12 - Top Tips - Fly Fishing in Tight Spots
Fly Fishing Tips for Tight Spots and Small Waters
Ever found a spot full of fish, but really tricky to get at? Whether it’s a bushy stream or the craggy corner of a stillwater, trout and other species so often love the spots anglers hate! Dominic Garnett has some great tips for fly fishing in difficult spots with limited space.
- Get stuck in and gamble!
Some of the best fishing spots of all are the least accessible, period. However, you won’t reap the best rewards by just avoiding risks, so take a gamble! Many of these areas are very much a case of nothing ventured, nothing gained. One cast in a fishy corner can be worth 20 in featureless open water! This is true for fish like pike, perch and chub as much as trout.
- Go with simple, tried and trusted flies
If you are on a venue full of trees and pushes, you don’t want to keep losing elaborate fly patterns that take hours to tie. Stick to simple, tried and trusted favourites that can be quickly made or cheaply bought. Fish are often less fussy when they’re hugging cover, in any case.
The Coch-y-Bonddu is one of the very best flies for use around cover. Easy to tie (or just 50p per fly at FliesOnline!), it imitates a small beetle, which is a universal prey item anywhere you find fish lurking under trees and bushes.
- Adjust your gear
Tiny, tangled spots are no place for your usual reservoir rod. Depending on the cover, you might need to go right down to something as short and light as a 7ft 3 weight. Play it by ear though- every venue is different. If casting space is reasonable, but there is lots of awkward marginal cover, the extra reach of a 10ft rod can be useful too.
- Take cover
It’s not just cunning fish that use cover to their advantage- the angler can too! Bushes, rushes and other features can help conceal your outline against the sky. Keep a low profile and you might be able to get really close to your quarry, making long, risky casts unnecessary.
- Shorter, tougher leaders
While you might use a fine, 12ft plus leader in open water, such tackle can be a liability in really tight corners. Where you know you will be brushing with trees and snags on a regular basis, stepping down to just a rod’s length of leader and going up a bit in breaking strain is sensible. In shady swims, fish are less line shy in any case.

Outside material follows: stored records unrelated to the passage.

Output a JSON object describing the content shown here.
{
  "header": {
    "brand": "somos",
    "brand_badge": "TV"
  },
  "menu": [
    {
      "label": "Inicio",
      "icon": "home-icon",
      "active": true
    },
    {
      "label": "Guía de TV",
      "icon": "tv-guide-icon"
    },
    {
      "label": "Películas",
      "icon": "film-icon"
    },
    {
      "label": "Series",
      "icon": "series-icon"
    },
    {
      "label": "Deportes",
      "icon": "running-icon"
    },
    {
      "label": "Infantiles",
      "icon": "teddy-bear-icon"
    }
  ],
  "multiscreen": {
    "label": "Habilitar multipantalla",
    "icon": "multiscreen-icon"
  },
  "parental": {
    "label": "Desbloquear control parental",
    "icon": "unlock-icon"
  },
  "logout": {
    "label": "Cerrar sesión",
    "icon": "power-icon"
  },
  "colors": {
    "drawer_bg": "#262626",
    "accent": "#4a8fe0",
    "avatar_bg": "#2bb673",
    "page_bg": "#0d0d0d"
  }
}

- Roll and catapult casts
One of the great challenges of any tiny stream or tight spot is how to cast a fly with little space at your disposal. Two casts that come in handy time and again are the roll cast and the catapult cast (above). The latter can be used anywhere- and is performed by turning your rod upside down (so the reel is directly on top of the rod), pinching the bend of the fly and using the flex in the rod. Simple, but very useful.
- Or look sideways…
Of course, another possible way to get around limited room is to lower your cast to shoulder height- or even lower. This is especially useful when fishing streams with tree cover. With practice you should be able to deliver the cast as low as waist height to flip your fly beneath any overhang.
- Try the “disgorger” trick!
Getting your fly stuck in a tree or three is an occupational hazard for anyone who tries tight fishing spots. But don’t despair if yours won’t come free. One neat trick is to reel in all the fly line and leader, until you can get the fly to stick in your tip ring. A quick push and you may be able to free it, much like using an extra long disgorger! Be careful and do this gently though- because obviously too much force could damage your rod. If it’s really lodged in place you might have to pull for a break. As often as not, however, this trick will save your fly!
- Leave it for later
If you get it all wrong in a cramped swim (and you will!) don’t panic- you can always come back later. The fish might spook, but they don’t tend to have long memories. A big, wily chub or trout might take a couple of hours, but most fish will settle again in half that time.
There’s always another spot to try, so if you mess up, don’t fret- just keep moving. You always come back and try that hot spot later, when the fish have forgotten about your earlier sins. Again- think of it as a case of nothing ventured nothing gained. You won’t win every time, but by being brave you will get to fish that most anglers simply walk past.